- [Task goal]: Each line of the data below that carries the word "Anis" needs to be copied.

- [Given records]:

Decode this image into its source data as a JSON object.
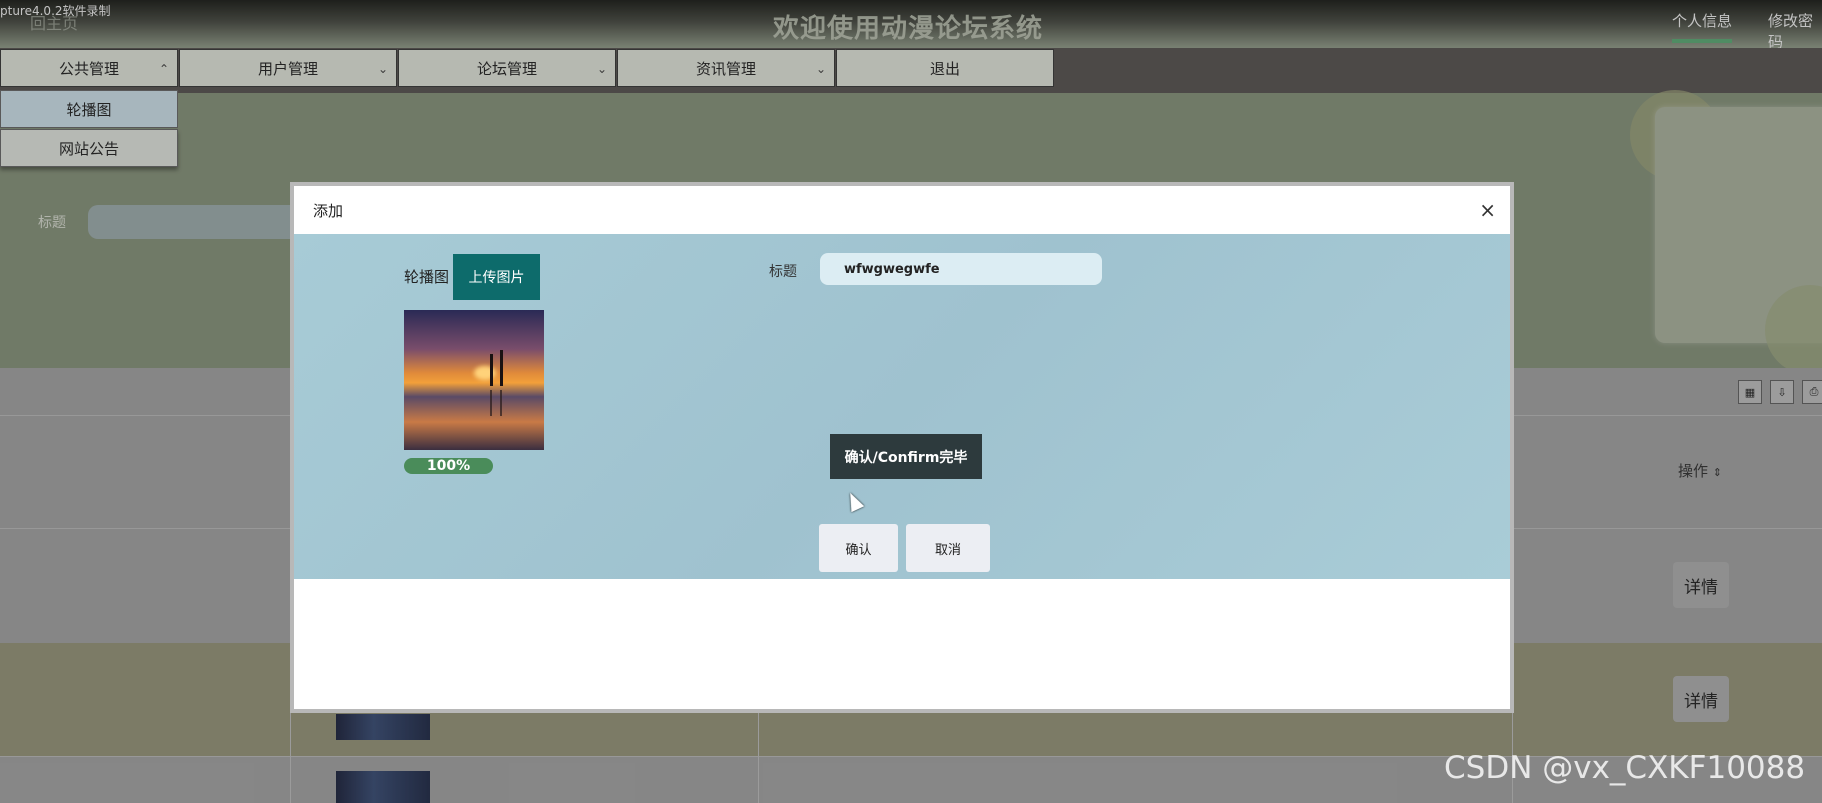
{
  "recording_label": "pture4.0.2软件录制",
  "home_link": "回主页",
  "site_title": "欢迎使用动漫论坛系统",
  "top_links": [
    "个人信息",
    "修改密码"
  ],
  "nav": [
    {
      "label": "公共管理",
      "chevron": "^"
    },
    {
      "label": "用户管理",
      "chevron": "v"
    },
    {
      "label": "论坛管理",
      "chevron": "v"
    },
    {
      "label": "资讯管理",
      "chevron": "v"
    },
    {
      "label": "退出"
    }
  ],
  "dropdown": [
    "轮播图",
    "网站公告"
  ],
  "search": {
    "label": "标题"
  },
  "table": {
    "op_header": "操作",
    "sort_icon": "sort-icon",
    "detail_label": "详情"
  },
  "watermark": "CSDN @vx_CXKF10088",
  "dialog": {
    "title": "添加",
    "close": "×",
    "carousel_label": "轮播图",
    "upload_button": "上传图片",
    "progress": "100%",
    "progress_value": 1.0,
    "title_label": "标题",
    "title_value": "wfwgwegwfe",
    "confirm_done": "确认/Confirm完毕",
    "ok": "确认",
    "cancel": "取消"
  },
  "colors": {
    "upload_button": "#0d6b6b",
    "confirm_done": "#2d3a3d",
    "progress": "#4a8c5a",
    "nav_bar": "#5b5654"
  }
}
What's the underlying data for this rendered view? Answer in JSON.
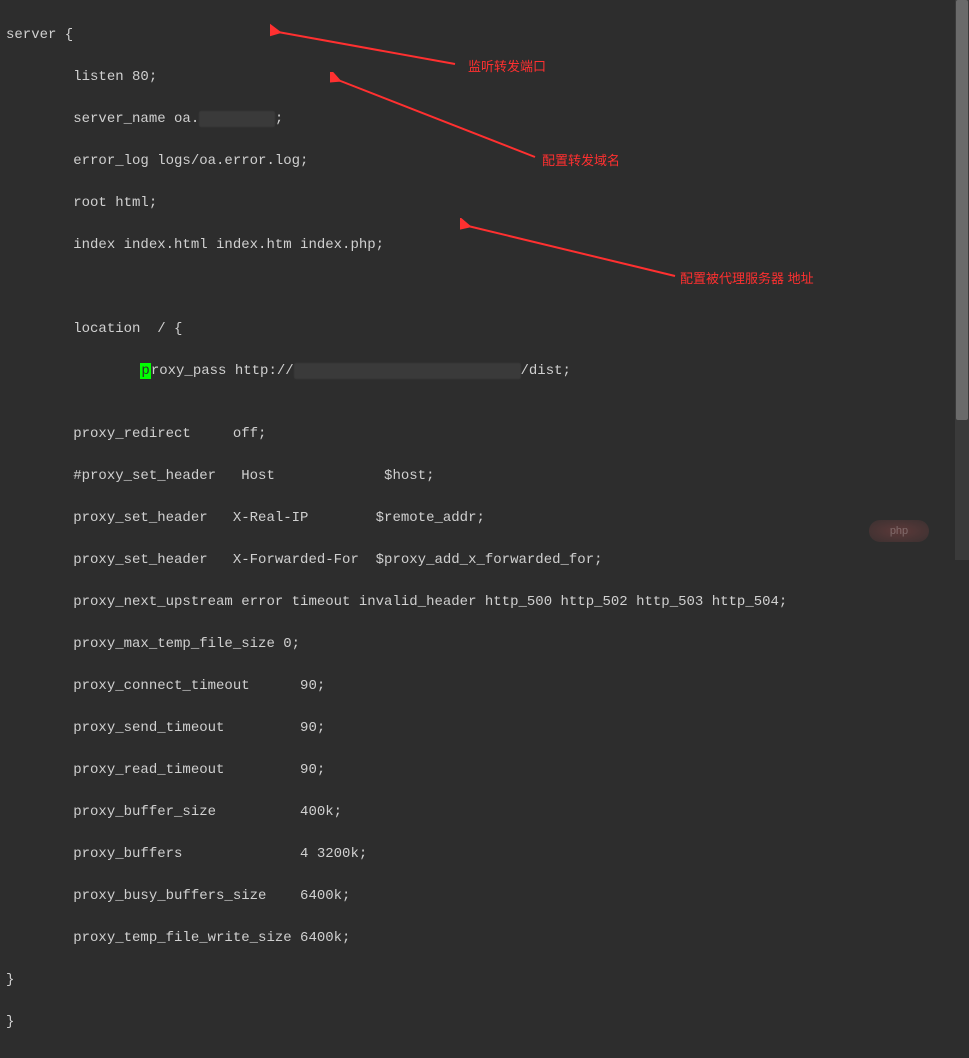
{
  "config": {
    "l1": "server {",
    "l2": "        listen 80;",
    "l3_a": "        server_name oa.",
    "l3_b": "xxxxxxxxx",
    "l3_c": ";",
    "l4": "        error_log logs/oa.error.log;",
    "l5": "        root html;",
    "l6": "        index index.html index.htm index.php;",
    "l7": "",
    "l8": "",
    "l9": "        location  / {",
    "l10_a": "                ",
    "l10_cur": "p",
    "l10_b": "roxy_pass http://",
    "l10_sm": "xxxxxxxxxxxxxxxxxxxxxxxxxxx",
    "l10_c": "/dist;",
    "l11": "",
    "l12": "        proxy_redirect     off;",
    "l13": "        #proxy_set_header   Host             $host;",
    "l14": "        proxy_set_header   X-Real-IP        $remote_addr;",
    "l15": "        proxy_set_header   X-Forwarded-For  $proxy_add_x_forwarded_for;",
    "l16": "        proxy_next_upstream error timeout invalid_header http_500 http_502 http_503 http_504;",
    "l17": "        proxy_max_temp_file_size 0;",
    "l18": "        proxy_connect_timeout      90;",
    "l19": "        proxy_send_timeout         90;",
    "l20": "        proxy_read_timeout         90;",
    "l21": "        proxy_buffer_size          400k;",
    "l22": "        proxy_buffers              4 3200k;",
    "l23": "        proxy_busy_buffers_size    6400k;",
    "l24": "        proxy_temp_file_write_size 6400k;",
    "l25": "}",
    "l26": "}"
  },
  "annotations": {
    "a1": "监听转发端口",
    "a2": "配置转发域名",
    "a3": "配置被代理服务器 地址"
  },
  "watermark": "php",
  "colors": {
    "bg": "#2d2d2d",
    "text": "#d0d0d0",
    "cursor_bg": "#00ff00",
    "annotation": "#ff3030"
  }
}
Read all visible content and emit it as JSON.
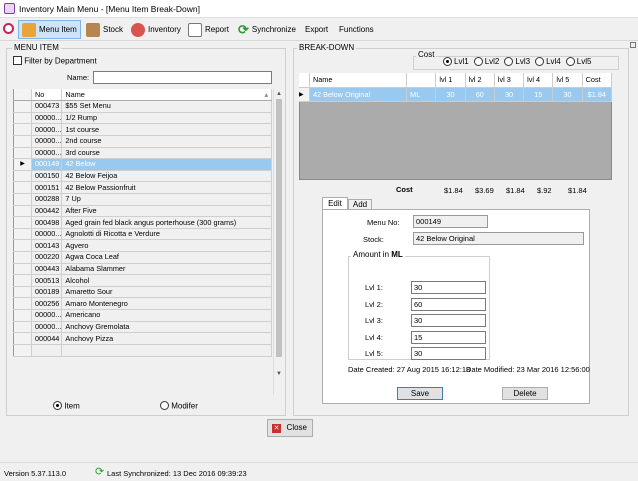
{
  "window": {
    "title": "Inventory Main Menu - [Menu Item Break-Down]"
  },
  "toolbar": [
    {
      "label": "Menu Item",
      "icon": "menu-item-icon",
      "active": true
    },
    {
      "label": "Stock",
      "icon": "stock-icon",
      "active": false
    },
    {
      "label": "Inventory",
      "icon": "inventory-icon",
      "active": false
    },
    {
      "label": "Report",
      "icon": "report-icon",
      "active": false
    },
    {
      "label": "Synchronize",
      "icon": "sync-icon",
      "active": false
    },
    {
      "label": "Export",
      "active": false
    },
    {
      "label": "Functions",
      "active": false
    }
  ],
  "menu_item": {
    "group_title": "MENU ITEM",
    "filter_label": "Filter by Department",
    "filter_checked": false,
    "name_label": "Name:",
    "name_value": "",
    "columns": [
      "No",
      "Name"
    ],
    "rows": [
      {
        "no": "000473",
        "name": "$55 Set Menu"
      },
      {
        "no": "00000...",
        "name": "1/2 Rump"
      },
      {
        "no": "00000...",
        "name": "1st course"
      },
      {
        "no": "00000...",
        "name": "2nd course"
      },
      {
        "no": "00000...",
        "name": "3rd course"
      },
      {
        "no": "000149",
        "name": "42 Below",
        "selected": true
      },
      {
        "no": "000150",
        "name": "42 Below Feijoa"
      },
      {
        "no": "000151",
        "name": "42 Below Passionfruit"
      },
      {
        "no": "000288",
        "name": "7 Up"
      },
      {
        "no": "000442",
        "name": "After Five"
      },
      {
        "no": "000498",
        "name": "Aged grain fed black angus porterhouse (300 grams)"
      },
      {
        "no": "00000...",
        "name": "Agnolotti di Ricotta e Verdure"
      },
      {
        "no": "000143",
        "name": "Agvero"
      },
      {
        "no": "000220",
        "name": "Agwa Coca Leaf"
      },
      {
        "no": "000443",
        "name": "Alabama Slammer"
      },
      {
        "no": "000513",
        "name": "Alcohol"
      },
      {
        "no": "000189",
        "name": "Amaretto Sour"
      },
      {
        "no": "000256",
        "name": "Amaro Montenegro"
      },
      {
        "no": "00000...",
        "name": "Americano"
      },
      {
        "no": "00000...",
        "name": "Anchovy Gremolata"
      },
      {
        "no": "000044",
        "name": "Anchovy Pizza"
      },
      {
        "no": "",
        "name": ""
      }
    ],
    "radio_item": "Item",
    "radio_modifier": "Modifer",
    "selected_radio": "Item"
  },
  "breakdown": {
    "group_title": "BREAK-DOWN",
    "cost_title": "Cost",
    "cost_levels": [
      "Lvl1",
      "Lvl2",
      "Lvl3",
      "Lvl4",
      "Lvl5"
    ],
    "cost_selected": "Lvl1",
    "columns": [
      "Name",
      "",
      "lvl 1",
      "lvl 2",
      "lvl 3",
      "lvl 4",
      "lvl 5",
      "Cost"
    ],
    "row": {
      "name": "42 Below Original",
      "unit": "ML",
      "l1": "30",
      "l2": "60",
      "l3": "30",
      "l4": "15",
      "l5": "30",
      "cost": "$1.84"
    },
    "cost_label": "Cost",
    "totals": [
      "$1.84",
      "$3.69",
      "$1.84",
      "$.92",
      "$1.84"
    ],
    "tabs": [
      "Edit",
      "Add"
    ],
    "active_tab": "Edit",
    "menu_no_label": "Menu No:",
    "menu_no": "000149",
    "stock_label": "Stock:",
    "stock": "42 Below Original",
    "amount_label": "Amount in",
    "amount_unit": "ML",
    "levels": [
      {
        "label": "Lvl 1:",
        "value": "30"
      },
      {
        "label": "Lvl 2:",
        "value": "60"
      },
      {
        "label": "Lvl 3:",
        "value": "30"
      },
      {
        "label": "Lvl 4:",
        "value": "15"
      },
      {
        "label": "Lvl 5:",
        "value": "30"
      }
    ],
    "date_created_label": "Date Created:",
    "date_created": "27 Aug 2015 16:12:18",
    "date_modified_label": "Date Modified:",
    "date_modified": "23 Mar 2016 12:56:00",
    "save_label": "Save",
    "delete_label": "Delete"
  },
  "close_label": "Close",
  "status": {
    "version": "Version 5.37.113.0",
    "sync": "Last Synchronized: 13 Dec 2016 09:39:23"
  }
}
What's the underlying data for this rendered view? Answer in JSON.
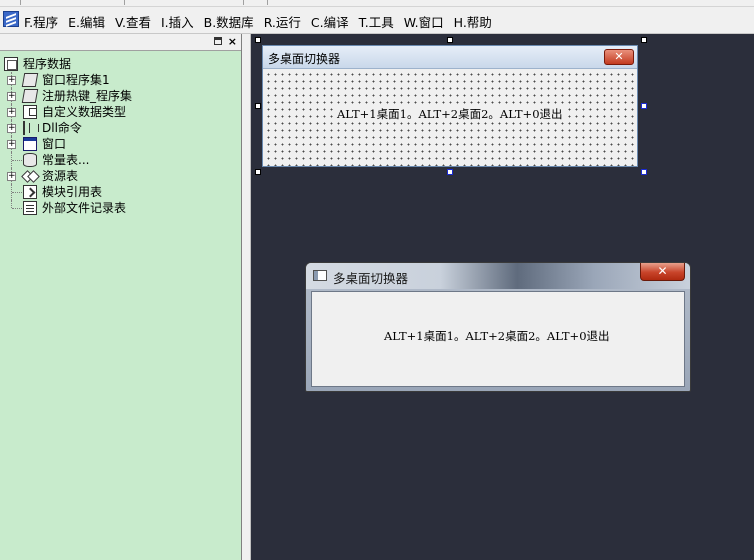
{
  "menubar": {
    "items": [
      "F.程序",
      "E.编辑",
      "V.查看",
      "I.插入",
      "B.数据库",
      "R.运行",
      "C.编译",
      "T.工具",
      "W.窗口",
      "H.帮助"
    ]
  },
  "left_panel": {
    "tree": {
      "root": "程序数据",
      "items": [
        "窗口程序集1",
        "注册热键_程序集",
        "自定义数据类型",
        "Dll命令",
        "窗口",
        "常量表...",
        "资源表",
        "模块引用表",
        "外部文件记录表"
      ]
    }
  },
  "design_form": {
    "title": "多桌面切换器",
    "label": "ALT+1桌面1。ALT+2桌面2。ALT+0退出"
  },
  "runtime_window": {
    "title": "多桌面切换器",
    "label": "ALT+1桌面1。ALT+2桌面2。ALT+0退出"
  },
  "colors": {
    "tree_background": "#c8ebcc",
    "canvas_background": "#2b2e3b",
    "close_button": "#c8442a"
  }
}
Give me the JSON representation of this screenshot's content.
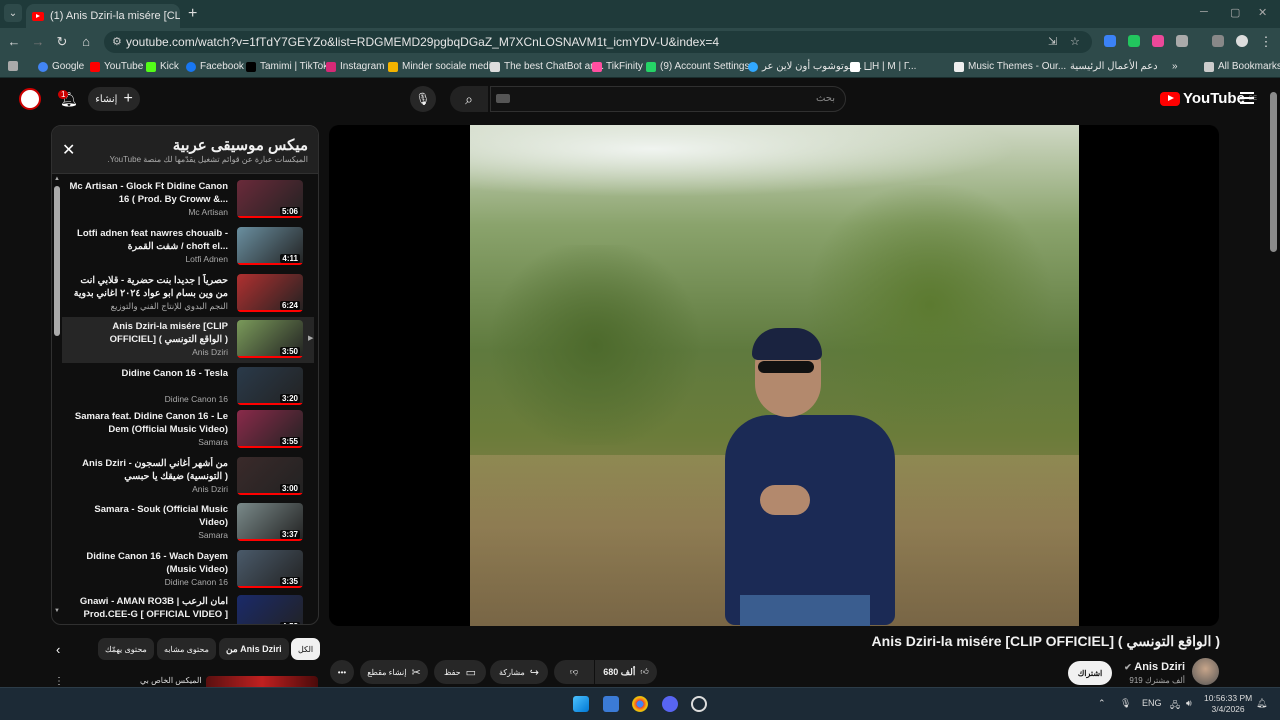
{
  "browser": {
    "tab_title": "(1) Anis Dziri-la misére [CLI",
    "url": "youtube.com/watch?v=1fTdY7GEYZo&list=RDGMEMD29pgbqDGaZ_M7XCnLOSNAVM1t_icmYDV-U&index=4",
    "bookmarks": [
      "Google",
      "YouTube",
      "Kick",
      "Facebook",
      "Tamimi | TikTok",
      "Instagram",
      "Minder sociale medi...",
      "The best ChatBot an...",
      "TikFinity",
      "(9) Account Settings...",
      "فوتوشوب أون لاين عر...",
      "⨆Н | М | Г...",
      "Music Themes - Our...",
      "دعم الأعمال الرئيسية"
    ],
    "all_bookmarks": "All Bookmarks"
  },
  "youtube": {
    "notif_count": "1",
    "create_label": "إنشاء",
    "search_placeholder": "بحث",
    "logo_text": "YouTube",
    "logo_region": "BE"
  },
  "playlist": {
    "title": "ميكس موسيقى عربية",
    "subtitle": "الميكسات عبارة عن قوائم تشغيل يقدّمها لك منصة YouTube.",
    "items": [
      {
        "title": "Mc Artisan - Glock Ft Didine Canon 16 ( Prod. By Croww &...",
        "channel": "Mc Artisan",
        "duration": "5:06",
        "color": "#6a2a3a",
        "active": false
      },
      {
        "title": "Lotfi adnen feat nawres chouaib - شفت القمرة / choft el...",
        "channel": "Lotfi Adnen",
        "duration": "4:11",
        "color": "#6a8fa0",
        "active": false
      },
      {
        "title": "حصرياً | جديدا بنت حضرية - قلابي انت من وين بسام ابو عواد ٢٠٢٤ اغاني بدوية",
        "channel": "النجم البدوي للإنتاج الفني والتوزيع",
        "duration": "6:24",
        "color": "#b03030",
        "active": false
      },
      {
        "title": "Anis Dziri-la misére [CLIP OFFICIEL] ( الواقع التونسي )",
        "channel": "Anis Dziri",
        "duration": "3:50",
        "color": "#7a9a5a",
        "active": true
      },
      {
        "title": "Didine Canon 16 - Tesla",
        "channel": "Didine Canon 16",
        "duration": "3:20",
        "color": "#2a3a4a",
        "active": false
      },
      {
        "title": "Samara feat. Didine Canon 16 - Le Dem (Official Music Video)",
        "channel": "Samara",
        "duration": "3:55",
        "color": "#8a2a4a",
        "active": false
      },
      {
        "title": "Anis Dziri - من أشهر أغاني السجون التونسية) ضيقك يا حبسي )",
        "channel": "Anis Dziri",
        "duration": "3:00",
        "color": "#3a2a2a",
        "active": false
      },
      {
        "title": "Samara - Souk (Official Music Video)",
        "channel": "Samara",
        "duration": "3:37",
        "color": "#7a8a8a",
        "active": false
      },
      {
        "title": "Didine Canon 16 - Wach Dayem (Music Video)",
        "channel": "Didine Canon 16",
        "duration": "3:35",
        "color": "#4a5a6a",
        "active": false
      },
      {
        "title": "Gnawi - AMAN RO3B | امان الرعب Prod.CEE-G [ OFFICIAL VIDEO ]",
        "channel": "",
        "duration": "4:53",
        "color": "#1a2a6a",
        "active": false
      }
    ]
  },
  "video": {
    "title": "Anis Dziri-la misére [CLIP OFFICIEL] ( الواقع التونسي )",
    "channel": "Anis Dziri",
    "subscribers": "919 ألف مشترك",
    "subscribe_label": "اشتراك",
    "likes": "680 ألف",
    "share_label": "مشاركة",
    "save_label": "حفظ",
    "clip_label": "إنشاء مقطع"
  },
  "chips": [
    "الكل",
    "من Anis Dziri",
    "محتوى مشابه",
    "محتوى يهمّك"
  ],
  "next_item": {
    "title": "الميكس الخاص بي"
  },
  "taskbar": {
    "lang": "ENG",
    "time": "10:56:33 PM",
    "date": "3/4/2026"
  },
  "colors": {
    "accent_red": "#ff0000",
    "chrome_bg": "#2e4a4a",
    "yt_bg": "#0f0f0f"
  }
}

- [Your solution]:
    "tab_title": "(1) Anis Dziri-la misére [CLI",
        "title": "Anis Dziri-la misére [CLIP OFFICIEL] ( الواقع التونسي )",
        "channel": "Anis Dziri",
        "title": "Anis Dziri - من أشهر أغاني السجون التونسية) ضيقك يا حبسي )",
        "channel": "Anis Dziri",
    "title": "Anis Dziri-la misére [CLIP OFFICIEL] ( الواقع التونسي )",
    "channel": "Anis Dziri",
    "من Anis Dziri",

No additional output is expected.